**Task to complete**
Every line of the records below that holds the word "Taxes" should be copied out.

**Source material**

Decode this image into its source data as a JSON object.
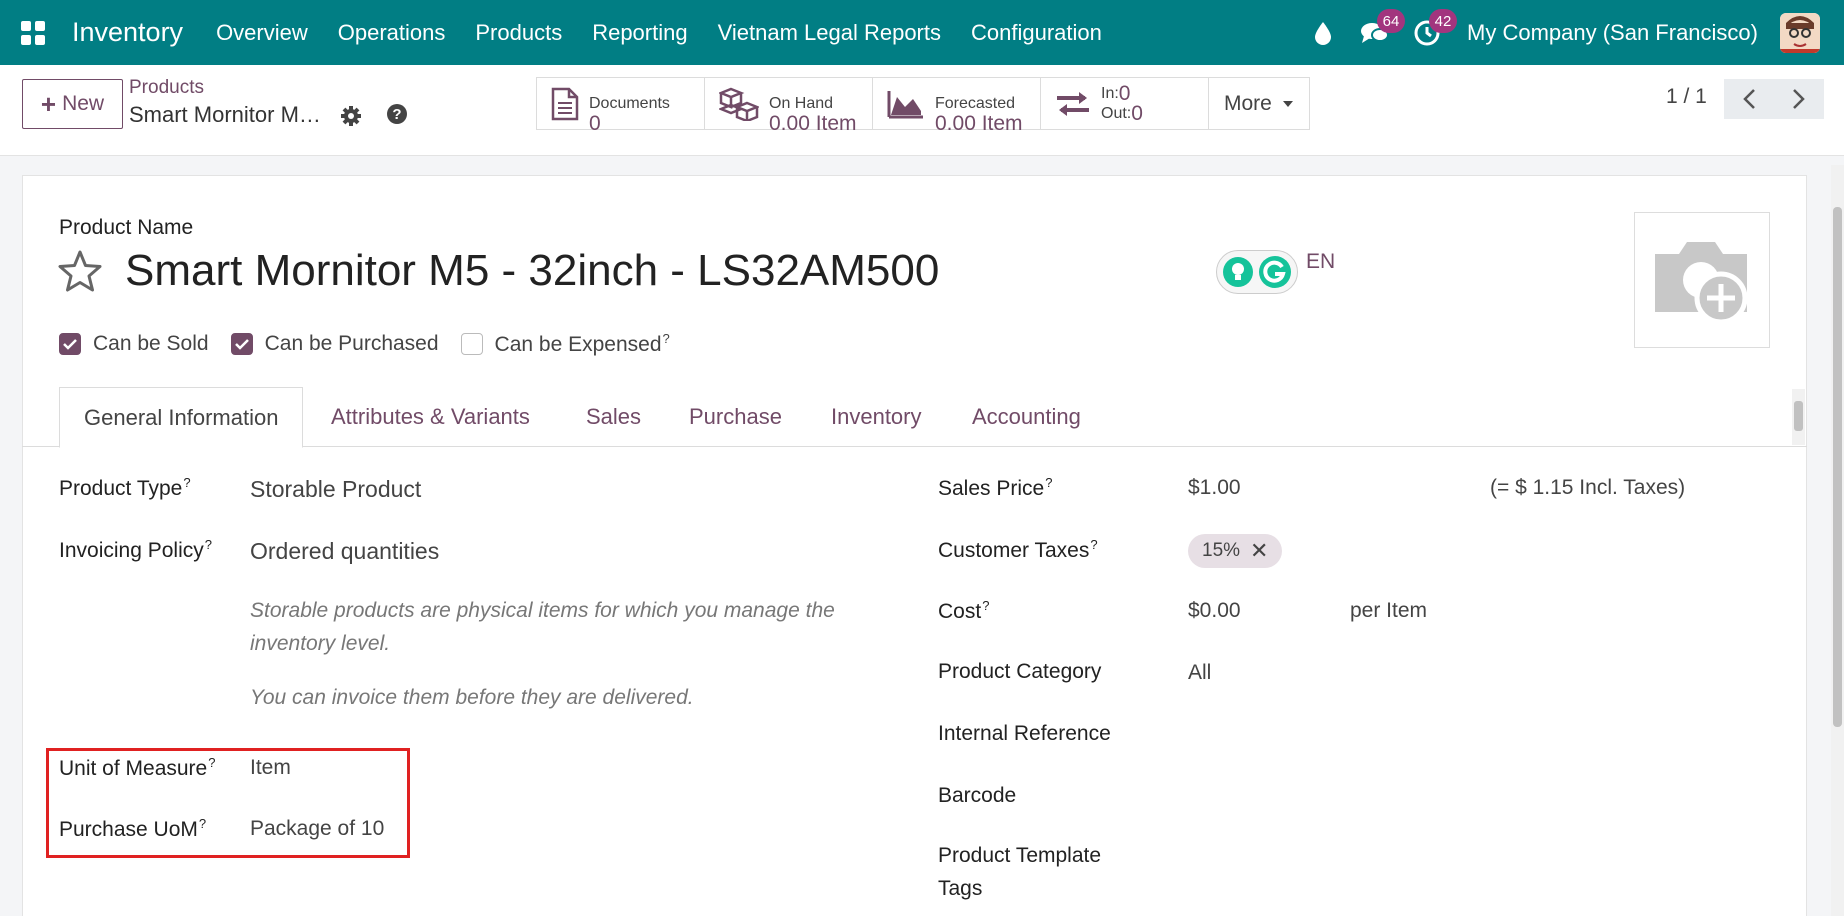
{
  "topnav": {
    "brand": "Inventory",
    "menu": [
      "Overview",
      "Operations",
      "Products",
      "Reporting",
      "Vietnam Legal Reports",
      "Configuration"
    ],
    "messages_count": "64",
    "activities_count": "42",
    "company": "My Company (San Francisco)",
    "bg_color": "#017e84"
  },
  "control": {
    "new_label": "New",
    "breadcrumb_parent": "Products",
    "breadcrumb_current": "Smart Mornitor M5 - 32inch - LS32AM500",
    "smart_buttons": [
      {
        "label": "Documents",
        "value": "0"
      },
      {
        "label": "On Hand",
        "value": "0.00 Item"
      },
      {
        "label": "Forecasted",
        "value": "0.00 Item"
      },
      {
        "label_in": "In:",
        "value_in": "0",
        "label_out": "Out:",
        "value_out": "0"
      }
    ],
    "more_label": "More",
    "pager": "1 / 1"
  },
  "form": {
    "name_label": "Product Name",
    "product_name": "Smart Mornitor M5 - 32inch - LS32AM500",
    "lang": "EN",
    "checkboxes": [
      {
        "label": "Can be Sold",
        "checked": true
      },
      {
        "label": "Can be Purchased",
        "checked": true
      },
      {
        "label": "Can be Expensed",
        "checked": false
      }
    ],
    "tabs": [
      "General Information",
      "Attributes & Variants",
      "Sales",
      "Purchase",
      "Inventory",
      "Accounting"
    ],
    "left": {
      "product_type_label": "Product Type",
      "product_type": "Storable Product",
      "invoicing_policy_label": "Invoicing Policy",
      "invoicing_policy": "Ordered quantities",
      "help_1": "Storable products are physical items for which you manage the inventory level.",
      "help_2": "You can invoice them before they are delivered.",
      "uom_label": "Unit of Measure",
      "uom": "Item",
      "purchase_uom_label": "Purchase UoM",
      "purchase_uom": "Package of 10"
    },
    "right": {
      "sales_price_label": "Sales Price",
      "sales_price": "$1.00",
      "incl_taxes": "(= $ 1.15 Incl. Taxes)",
      "customer_taxes_label": "Customer Taxes",
      "customer_tax_tag": "15%",
      "cost_label": "Cost",
      "cost": "$0.00",
      "cost_unit": "per Item",
      "category_label": "Product Category",
      "category": "All",
      "internal_ref_label": "Internal Reference",
      "barcode_label": "Barcode",
      "tags_label_1": "Product Template",
      "tags_label_2": "Tags"
    }
  },
  "colors": {
    "accent": "#714b67",
    "highlight": "#e02121"
  }
}
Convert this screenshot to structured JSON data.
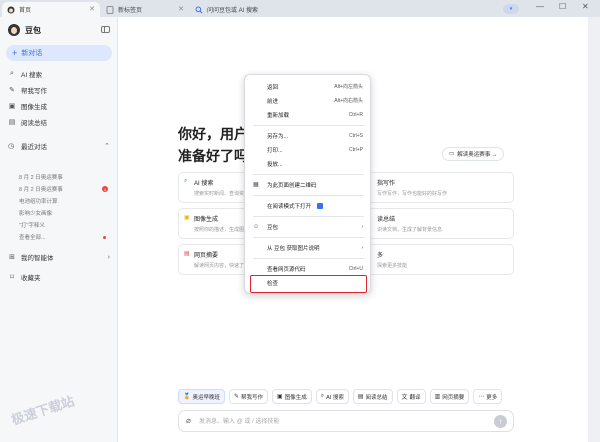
{
  "tabs": [
    {
      "label": "首页",
      "active": true
    },
    {
      "label": "新标签页",
      "active": false
    },
    {
      "label": "问问豆包或 AI 搜索",
      "active": false
    }
  ],
  "window_controls": {
    "minimize": "—",
    "maximize": "☐",
    "close": "✕"
  },
  "sidebar": {
    "brand": "豆包",
    "new_chat": "新对话",
    "nav": [
      {
        "label": "AI 搜索",
        "icon": "search-icon"
      },
      {
        "label": "帮我写作",
        "icon": "pen-icon"
      },
      {
        "label": "图像生成",
        "icon": "image-icon"
      },
      {
        "label": "阅读总结",
        "icon": "book-icon"
      }
    ],
    "recent_title": "最近对话",
    "recent": [
      {
        "label": "8 月 2 日奥运赛事",
        "badge": ""
      },
      {
        "label": "8 月 2 日奥运赛事",
        "badge": "4"
      },
      {
        "label": "电池组功率计算",
        "badge": ""
      },
      {
        "label": "影响少女画像",
        "badge": ""
      },
      {
        "label": "\"打\"字释义",
        "badge": ""
      },
      {
        "label": "查看全部...",
        "badge": "dot"
      }
    ],
    "agents": "我的智能体",
    "favorites": "收藏夹"
  },
  "main": {
    "greeting_line1": "你好，用户",
    "greeting_line2": "准备好了吗",
    "promo": "解读奥运赛事 →",
    "cards_left": [
      {
        "title": "AI 搜索",
        "desc": "搜索实时新闻、查询资料",
        "icon": "🔍",
        "color": "#3a6ff5"
      },
      {
        "title": "图像生成",
        "desc": "按照你的描述，生成图像",
        "icon": "🖼",
        "color": "#f0b400"
      },
      {
        "title": "网页摘要",
        "desc": "解读网页内容，快速了解",
        "icon": "📄",
        "color": "#e5484d"
      }
    ],
    "cards_right": [
      {
        "title": "指写作",
        "desc": "写作写作，写作也能好的好写作"
      },
      {
        "title": "读总结",
        "desc": "识读文档，生成了解背景信息"
      },
      {
        "title": "多",
        "desc": "探索更多技能"
      }
    ],
    "chips": [
      {
        "label": "奥运早晚班",
        "icon": "🏅"
      },
      {
        "label": "帮我写作",
        "icon": "✎"
      },
      {
        "label": "图像生成",
        "icon": "▣"
      },
      {
        "label": "AI 搜索",
        "icon": "⌕"
      },
      {
        "label": "阅读总结",
        "icon": "▤"
      },
      {
        "label": "翻译",
        "icon": "文"
      },
      {
        "label": "网页摘要",
        "icon": "▥"
      },
      {
        "label": "更多",
        "icon": "⋯"
      }
    ],
    "input_placeholder": "发消息、输入 @ 或 / 选择技能"
  },
  "context_menu": {
    "items": [
      {
        "label": "返回",
        "shortcut": "Alt+向左箭头",
        "icon": ""
      },
      {
        "label": "前进",
        "shortcut": "Alt+向右箭头",
        "icon": ""
      },
      {
        "label": "重新加载",
        "shortcut": "Ctrl+R",
        "icon": ""
      },
      {
        "label": "另存为...",
        "shortcut": "Ctrl+S",
        "icon": ""
      },
      {
        "label": "打印...",
        "shortcut": "Ctrl+P",
        "icon": ""
      },
      {
        "label": "投放...",
        "shortcut": "",
        "icon": ""
      },
      {
        "label": "为此页面创建二维码",
        "shortcut": "",
        "icon": "▦"
      },
      {
        "label": "在阅读模式下打开",
        "shortcut": "",
        "icon": ""
      },
      {
        "label": "豆包",
        "shortcut": "›",
        "icon": "☺"
      },
      {
        "label": "从 豆包 获取图片说明",
        "shortcut": "›",
        "icon": ""
      },
      {
        "label": "查看网页源代码",
        "shortcut": "Ctrl+U",
        "icon": ""
      },
      {
        "label": "检查",
        "shortcut": "",
        "icon": ""
      }
    ]
  },
  "watermark": "极速下载站",
  "colors": {
    "accent": "#3a6ff5",
    "highlight": "#d9282f",
    "sidebar_bg": "#f6f7f9"
  }
}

**Result below**
      "incl_taxes": "(= $ 1.15 Incl. Taxes)",
      "customer_taxes_label": "Customer Taxes",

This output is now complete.